Last week, I published a portion of my interview with MoveOn.org president Justin Ruben, where he singled-out Virginia Sen. Mark Warner for what he called "shameful" votes on gun legislation.
Ruben also talked about the difference between the two party's primary electorates and the third rail issue of Social Security. Then there's what he wouldn't say about Hillary Clinton that was of note.
Here's the rest of the conversation:
Catanese: Do you think the gun control vote will be a litmus test vote for all candidates going forward?
Ruben: Our members are absolutely appalled at the vote in the Senate and the fact that even after the horrific violence in Newtown, that the most common sense reforms are beyond the reach of the Senate due to the cowardice of too many U.S. Senators and the influence of the gun lobby. Our members are beyond livid. [They're] sad, angry, frustrated and outraged across the country.
Catanese: Do you feel the same way about that [Sen. Warner] is willing to cooperate with the president on entitlement cuts, particularly Social Security?
Ruben: Yeah, I mean, more broadly, I think that debate is still playing out. I think our members are super passionate about protecting Social Security. There's been a ton of grassroot progressive energy on it. I think this is in particular an issue, where the politicians in Washington are in a little bit of a bubble, a serious bubble, if they think that voters don't care that they're going to cut Social Security. Any Democrat who is voting to cut Social Security benefits is probably kissing his or her presidential aspirations goodbye.
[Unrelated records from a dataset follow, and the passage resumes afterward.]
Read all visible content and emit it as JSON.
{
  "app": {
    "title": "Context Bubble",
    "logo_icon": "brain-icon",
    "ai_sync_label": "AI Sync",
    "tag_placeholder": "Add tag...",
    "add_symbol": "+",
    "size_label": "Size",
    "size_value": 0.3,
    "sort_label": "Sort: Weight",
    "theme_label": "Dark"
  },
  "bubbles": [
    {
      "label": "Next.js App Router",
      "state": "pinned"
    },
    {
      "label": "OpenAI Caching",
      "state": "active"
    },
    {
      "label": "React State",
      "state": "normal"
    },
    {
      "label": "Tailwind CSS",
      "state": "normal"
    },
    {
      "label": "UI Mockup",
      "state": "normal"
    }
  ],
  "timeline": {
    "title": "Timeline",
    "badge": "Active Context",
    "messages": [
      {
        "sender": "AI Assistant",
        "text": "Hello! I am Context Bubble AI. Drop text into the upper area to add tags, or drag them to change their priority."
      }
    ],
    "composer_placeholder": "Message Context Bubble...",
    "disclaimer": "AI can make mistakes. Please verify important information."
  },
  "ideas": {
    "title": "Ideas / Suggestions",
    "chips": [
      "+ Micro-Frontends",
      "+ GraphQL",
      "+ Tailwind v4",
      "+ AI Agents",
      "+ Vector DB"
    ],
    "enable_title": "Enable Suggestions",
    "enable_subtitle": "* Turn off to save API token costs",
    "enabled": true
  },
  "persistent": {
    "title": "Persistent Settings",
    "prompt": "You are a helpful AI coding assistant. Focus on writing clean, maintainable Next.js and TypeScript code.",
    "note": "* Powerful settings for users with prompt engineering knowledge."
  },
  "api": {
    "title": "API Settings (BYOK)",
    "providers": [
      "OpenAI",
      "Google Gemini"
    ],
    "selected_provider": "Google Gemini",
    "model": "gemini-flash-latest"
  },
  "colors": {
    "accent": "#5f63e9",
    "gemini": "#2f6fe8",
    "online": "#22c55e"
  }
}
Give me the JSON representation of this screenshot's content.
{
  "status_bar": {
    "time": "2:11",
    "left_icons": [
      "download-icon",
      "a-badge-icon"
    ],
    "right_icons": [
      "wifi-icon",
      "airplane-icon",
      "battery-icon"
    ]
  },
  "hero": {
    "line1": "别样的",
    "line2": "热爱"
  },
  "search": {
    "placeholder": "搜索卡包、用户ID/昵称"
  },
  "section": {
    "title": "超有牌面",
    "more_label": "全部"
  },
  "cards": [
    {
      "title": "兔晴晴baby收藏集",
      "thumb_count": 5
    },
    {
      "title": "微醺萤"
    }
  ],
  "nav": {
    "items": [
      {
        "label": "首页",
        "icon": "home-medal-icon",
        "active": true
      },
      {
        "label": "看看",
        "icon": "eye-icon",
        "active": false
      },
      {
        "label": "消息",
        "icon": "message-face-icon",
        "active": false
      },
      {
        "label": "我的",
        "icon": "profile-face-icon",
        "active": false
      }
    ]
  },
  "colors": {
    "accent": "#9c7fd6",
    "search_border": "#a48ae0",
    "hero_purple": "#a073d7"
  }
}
Catanese: So you think Social Security cuts and gun control legislation will still be resonant issues come 2015-2016?
Ruben: I think so. I tend to stay away from prognostication . . . but we've seen on the right how the right-wing base, some of these key votes have resonance for years. The vote for Obamacare, right. When people at the grassroots are passionate about something, the impact of a single vote can resonate for a long time. And it certainly seems like people are just sort of stunned that after Newtown, the NRA still has a lock on our national politics.
Catanese: You mention these votes still resonate on the right, one vote. The right obviously has tons of primaries. Is there a reason it's not the same on the left, just looking back at cycles. There doesn't seem like there's much of a challenge from the left to the establishment, in many of these House or Senate races. Is that a different mindset or approach as far as tactics, as far as not going after the establishment Dems as much as the right goes after the establishment Republicans?
Ruben: There are definitely different dynamics in the Democratic and Republican primary electorate. One of those dynamics is, from the polling I've seen, the Republican primary electorate, those folks really can't stand politicians. There are primaries where a house plant could win, at least have a decent shot, if it wasn't from Washington. They made the primaries more volatile. That being said, levels of disgust with Washington across the board are reaching basically unheard of heights right now. I think as that disgust with Washington reaches kind of stratospheric heights, it seems perfectly plausible to imagine the Democratic primary electorate might start acting like the Republican primary electorate.
Catanese: I was curious what you made of some of the other progressive groups the other day, that PCCC (Progressive Change Campaign Committee) and DFA (Democracy for America) praised Elizabeth Warren, saying she would make a good alternative, if Hillary Clinton doesn't come out against Social Security cuts. You wouldn't go that far?
Ruben: We're not speaking out on individual candidates, just because our members haven't weighed in. We have a process for that. What I will say about Elizabeth Warren is she's proving to be a real fighter and our members raised a million dollars to support her candidacy and that's what they were hoping for. And so, people are excited to see somebody who promises to go to Washington and take up the fight and actually does it.
Catanese: And what do you think about Hillary Clinton's record.
Ruben: I don't want to comment on that. We have a long history. We worked with Sen. Clinton on tons of stuff, going all the way back to our founding, impeachment.
Catanese: But do you think she's a progressive?
Ruben: Yeah, I think I don't want to be drawn in to sort of pronouncing on different people because I'll end up outside the mandate that I have from our members.
Catanese: But the hesitancy is, you'll let your members weigh in first before you start speaking more specifically?
Ruben: That's our plan. We might advocate one way or another with candidates on particular issues but pronouncing 'Is this person a progressive?' I'm trying to be careful about that. That gets into tipping our hat one way or another. That's something I definitely don't want to do until our members have had a chance to weigh in.